┌────────

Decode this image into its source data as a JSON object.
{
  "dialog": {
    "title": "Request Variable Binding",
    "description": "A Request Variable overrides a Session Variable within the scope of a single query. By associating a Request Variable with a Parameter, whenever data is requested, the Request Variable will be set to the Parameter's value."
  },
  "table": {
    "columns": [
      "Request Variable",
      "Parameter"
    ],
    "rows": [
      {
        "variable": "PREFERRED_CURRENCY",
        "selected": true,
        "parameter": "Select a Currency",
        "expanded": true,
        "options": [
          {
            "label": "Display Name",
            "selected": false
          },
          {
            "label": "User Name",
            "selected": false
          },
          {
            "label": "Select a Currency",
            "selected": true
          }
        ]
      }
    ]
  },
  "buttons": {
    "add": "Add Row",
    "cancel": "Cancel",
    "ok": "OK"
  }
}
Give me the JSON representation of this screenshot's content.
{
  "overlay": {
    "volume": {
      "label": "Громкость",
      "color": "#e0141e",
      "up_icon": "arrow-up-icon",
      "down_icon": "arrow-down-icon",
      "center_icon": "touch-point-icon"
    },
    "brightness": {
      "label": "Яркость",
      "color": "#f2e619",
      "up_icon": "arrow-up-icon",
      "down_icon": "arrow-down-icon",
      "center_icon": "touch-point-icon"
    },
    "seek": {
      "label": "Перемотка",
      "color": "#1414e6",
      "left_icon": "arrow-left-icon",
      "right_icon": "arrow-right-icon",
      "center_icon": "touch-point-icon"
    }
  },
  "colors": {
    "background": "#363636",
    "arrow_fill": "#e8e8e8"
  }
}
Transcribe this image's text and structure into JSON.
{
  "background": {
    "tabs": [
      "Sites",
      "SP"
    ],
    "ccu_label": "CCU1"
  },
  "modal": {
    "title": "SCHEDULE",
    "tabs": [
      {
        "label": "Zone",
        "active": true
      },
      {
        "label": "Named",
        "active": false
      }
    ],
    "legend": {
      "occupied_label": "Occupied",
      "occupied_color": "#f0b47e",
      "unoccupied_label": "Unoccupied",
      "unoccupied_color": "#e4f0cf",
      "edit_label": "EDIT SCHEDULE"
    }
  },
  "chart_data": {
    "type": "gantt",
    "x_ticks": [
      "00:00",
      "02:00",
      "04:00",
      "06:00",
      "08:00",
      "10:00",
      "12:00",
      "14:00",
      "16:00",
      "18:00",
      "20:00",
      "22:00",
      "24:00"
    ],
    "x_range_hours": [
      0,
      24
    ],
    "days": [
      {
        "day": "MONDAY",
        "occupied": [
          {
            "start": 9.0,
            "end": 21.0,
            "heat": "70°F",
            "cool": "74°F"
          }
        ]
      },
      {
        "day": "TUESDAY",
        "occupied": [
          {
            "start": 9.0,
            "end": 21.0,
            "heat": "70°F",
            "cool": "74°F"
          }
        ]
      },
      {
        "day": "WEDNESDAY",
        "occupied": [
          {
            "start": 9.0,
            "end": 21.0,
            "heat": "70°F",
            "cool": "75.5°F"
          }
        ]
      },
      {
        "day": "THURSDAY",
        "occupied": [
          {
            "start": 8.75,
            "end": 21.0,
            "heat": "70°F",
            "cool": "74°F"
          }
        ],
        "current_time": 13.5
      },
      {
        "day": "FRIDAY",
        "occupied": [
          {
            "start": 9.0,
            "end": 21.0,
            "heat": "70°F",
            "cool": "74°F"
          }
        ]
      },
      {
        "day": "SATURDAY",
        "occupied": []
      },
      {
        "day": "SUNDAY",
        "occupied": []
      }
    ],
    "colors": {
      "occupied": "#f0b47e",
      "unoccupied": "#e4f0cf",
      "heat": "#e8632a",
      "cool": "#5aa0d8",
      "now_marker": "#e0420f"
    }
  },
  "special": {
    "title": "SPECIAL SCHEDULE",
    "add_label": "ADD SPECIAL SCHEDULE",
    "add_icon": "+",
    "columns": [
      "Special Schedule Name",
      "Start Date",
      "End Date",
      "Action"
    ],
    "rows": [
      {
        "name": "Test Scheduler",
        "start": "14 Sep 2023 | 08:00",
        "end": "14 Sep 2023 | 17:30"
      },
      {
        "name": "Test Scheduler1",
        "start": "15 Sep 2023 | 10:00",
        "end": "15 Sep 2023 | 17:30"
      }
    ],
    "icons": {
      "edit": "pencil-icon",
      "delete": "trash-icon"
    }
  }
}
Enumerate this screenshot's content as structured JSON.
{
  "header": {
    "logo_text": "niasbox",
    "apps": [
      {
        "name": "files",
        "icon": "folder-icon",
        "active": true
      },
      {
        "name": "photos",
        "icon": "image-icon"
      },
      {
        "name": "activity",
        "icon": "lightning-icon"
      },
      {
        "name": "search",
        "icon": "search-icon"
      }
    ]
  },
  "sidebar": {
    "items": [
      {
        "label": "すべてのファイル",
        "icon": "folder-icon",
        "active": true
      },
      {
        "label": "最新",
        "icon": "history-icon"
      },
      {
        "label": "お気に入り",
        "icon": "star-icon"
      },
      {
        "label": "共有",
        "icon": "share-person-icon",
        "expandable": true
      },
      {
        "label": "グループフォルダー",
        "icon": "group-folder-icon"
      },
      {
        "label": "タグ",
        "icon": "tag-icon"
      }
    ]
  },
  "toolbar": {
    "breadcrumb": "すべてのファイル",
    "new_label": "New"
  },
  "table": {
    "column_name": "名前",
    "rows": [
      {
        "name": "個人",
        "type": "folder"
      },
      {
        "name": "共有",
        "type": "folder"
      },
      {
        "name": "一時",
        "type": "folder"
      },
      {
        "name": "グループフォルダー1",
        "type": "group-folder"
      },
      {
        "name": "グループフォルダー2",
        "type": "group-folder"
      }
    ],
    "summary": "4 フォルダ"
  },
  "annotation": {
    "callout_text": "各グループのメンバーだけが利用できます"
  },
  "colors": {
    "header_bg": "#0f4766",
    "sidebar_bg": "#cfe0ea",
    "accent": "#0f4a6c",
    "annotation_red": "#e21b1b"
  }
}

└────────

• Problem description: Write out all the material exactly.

• Exercise answer:
Decode this image into its source data as a JSON object.
{
  "dialog": {
    "title": "Request Variable Binding",
    "description": "A Request Variable overrides a Session Variable within the scope of a single query. By associating a Request Variable with a Parameter, whenever data is requested, the Request Variable will be set to the Parameter's value."
  },
  "table": {
    "columns": [
      "Request Variable",
      "Parameter"
    ],
    "rows": [
      {
        "variable": "PREFERRED_CURRENCY",
        "selected": true,
        "parameter": "Select a Currency",
        "expanded": true,
        "options": [
          {
            "label": "Display Name",
            "selected": false
          },
          {
            "label": "User Name",
            "selected": false
          },
          {
            "label": "Select a Currency",
            "selected": true
          }
        ]
      }
    ]
  },
  "buttons": {
    "add": "Add Row",
    "cancel": "Cancel",
    "ok": "OK"
  }
}
Give me the JSON representation of this screenshot's content.
{
  "overlay": {
    "volume": {
      "label": "Громкость",
      "color": "#e0141e",
      "up_icon": "arrow-up-icon",
      "down_icon": "arrow-down-icon",
      "center_icon": "touch-point-icon"
    },
    "brightness": {
      "label": "Яркость",
      "color": "#f2e619",
      "up_icon": "arrow-up-icon",
      "down_icon": "arrow-down-icon",
      "center_icon": "touch-point-icon"
    },
    "seek": {
      "label": "Перемотка",
      "color": "#1414e6",
      "left_icon": "arrow-left-icon",
      "right_icon": "arrow-right-icon",
      "center_icon": "touch-point-icon"
    }
  },
  "colors": {
    "background": "#363636",
    "arrow_fill": "#e8e8e8"
  }
}
Transcribe this image's text and structure into JSON.
{
  "background": {
    "tabs": [
      "Sites",
      "SP"
    ],
    "ccu_label": "CCU1"
  },
  "modal": {
    "title": "SCHEDULE",
    "tabs": [
      {
        "label": "Zone",
        "active": true
      },
      {
        "label": "Named",
        "active": false
      }
    ],
    "legend": {
      "occupied_label": "Occupied",
      "occupied_color": "#f0b47e",
      "unoccupied_label": "Unoccupied",
      "unoccupied_color": "#e4f0cf",
      "edit_label": "EDIT SCHEDULE"
    }
  },
  "chart_data": {
    "type": "gantt",
    "x_ticks": [
      "00:00",
      "02:00",
      "04:00",
      "06:00",
      "08:00",
      "10:00",
      "12:00",
      "14:00",
      "16:00",
      "18:00",
      "20:00",
      "22:00",
      "24:00"
    ],
    "x_range_hours": [
      0,
      24
    ],
    "days": [
      {
        "day": "MONDAY",
        "occupied": [
          {
            "start": 9.0,
            "end": 21.0,
            "heat": "70°F",
            "cool": "74°F"
          }
        ]
      },
      {
        "day": "TUESDAY",
        "occupied": [
          {
            "start": 9.0,
            "end": 21.0,
            "heat": "70°F",
            "cool": "74°F"
          }
        ]
      },
      {
        "day": "WEDNESDAY",
        "occupied": [
          {
            "start": 9.0,
            "end": 21.0,
            "heat": "70°F",
            "cool": "75.5°F"
          }
        ]
      },
      {
        "day": "THURSDAY",
        "occupied": [
          {
            "start": 8.75,
            "end": 21.0,
            "heat": "70°F",
            "cool": "74°F"
          }
        ],
        "current_time": 13.5
      },
      {
        "day": "FRIDAY",
        "occupied": [
          {
            "start": 9.0,
            "end": 21.0,
            "heat": "70°F",
            "cool": "74°F"
          }
        ]
      },
      {
        "day": "SATURDAY",
        "occupied": []
      },
      {
        "day": "SUNDAY",
        "occupied": []
      }
    ],
    "colors": {
      "occupied": "#f0b47e",
      "unoccupied": "#e4f0cf",
      "heat": "#e8632a",
      "cool": "#5aa0d8",
      "now_marker": "#e0420f"
    }
  },
  "special": {
    "title": "SPECIAL SCHEDULE",
    "add_label": "ADD SPECIAL SCHEDULE",
    "add_icon": "+",
    "columns": [
      "Special Schedule Name",
      "Start Date",
      "End Date",
      "Action"
    ],
    "rows": [
      {
        "name": "Test Scheduler",
        "start": "14 Sep 2023 | 08:00",
        "end": "14 Sep 2023 | 17:30"
      },
      {
        "name": "Test Scheduler1",
        "start": "15 Sep 2023 | 10:00",
        "end": "15 Sep 2023 | 17:30"
      }
    ],
    "icons": {
      "edit": "pencil-icon",
      "delete": "trash-icon"
    }
  }
}
Enumerate this screenshot's content as structured JSON.
{
  "header": {
    "logo_text": "niasbox",
    "apps": [
      {
        "name": "files",
        "icon": "folder-icon",
        "active": true
      },
      {
        "name": "photos",
        "icon": "image-icon"
      },
      {
        "name": "activity",
        "icon": "lightning-icon"
      },
      {
        "name": "search",
        "icon": "search-icon"
      }
    ]
  },
  "sidebar": {
    "items": [
      {
        "label": "すべてのファイル",
        "icon": "folder-icon",
        "active": true
      },
      {
        "label": "最新",
        "icon": "history-icon"
      },
      {
        "label": "お気に入り",
        "icon": "star-icon"
      },
      {
        "label": "共有",
        "icon": "share-person-icon",
        "expandable": true
      },
      {
        "label": "グループフォルダー",
        "icon": "group-folder-icon"
      },
      {
        "label": "タグ",
        "icon": "tag-icon"
      }
    ]
  },
  "toolbar": {
    "breadcrumb": "すべてのファイル",
    "new_label": "New"
  },
  "table": {
    "column_name": "名前",
    "rows": [
      {
        "name": "個人",
        "type": "folder"
      },
      {
        "name": "共有",
        "type": "folder"
      },
      {
        "name": "一時",
        "type": "folder"
      },
      {
        "name": "グループフォルダー1",
        "type": "group-folder"
      },
      {
        "name": "グループフォルダー2",
        "type": "group-folder"
      }
    ],
    "summary": "4 フォルダ"
  },
  "annotation": {
    "callout_text": "各グループのメンバーだけが利用できます"
  },
  "colors": {
    "header_bg": "#0f4766",
    "sidebar_bg": "#cfe0ea",
    "accent": "#0f4a6c",
    "annotation_red": "#e21b1b"
  }
}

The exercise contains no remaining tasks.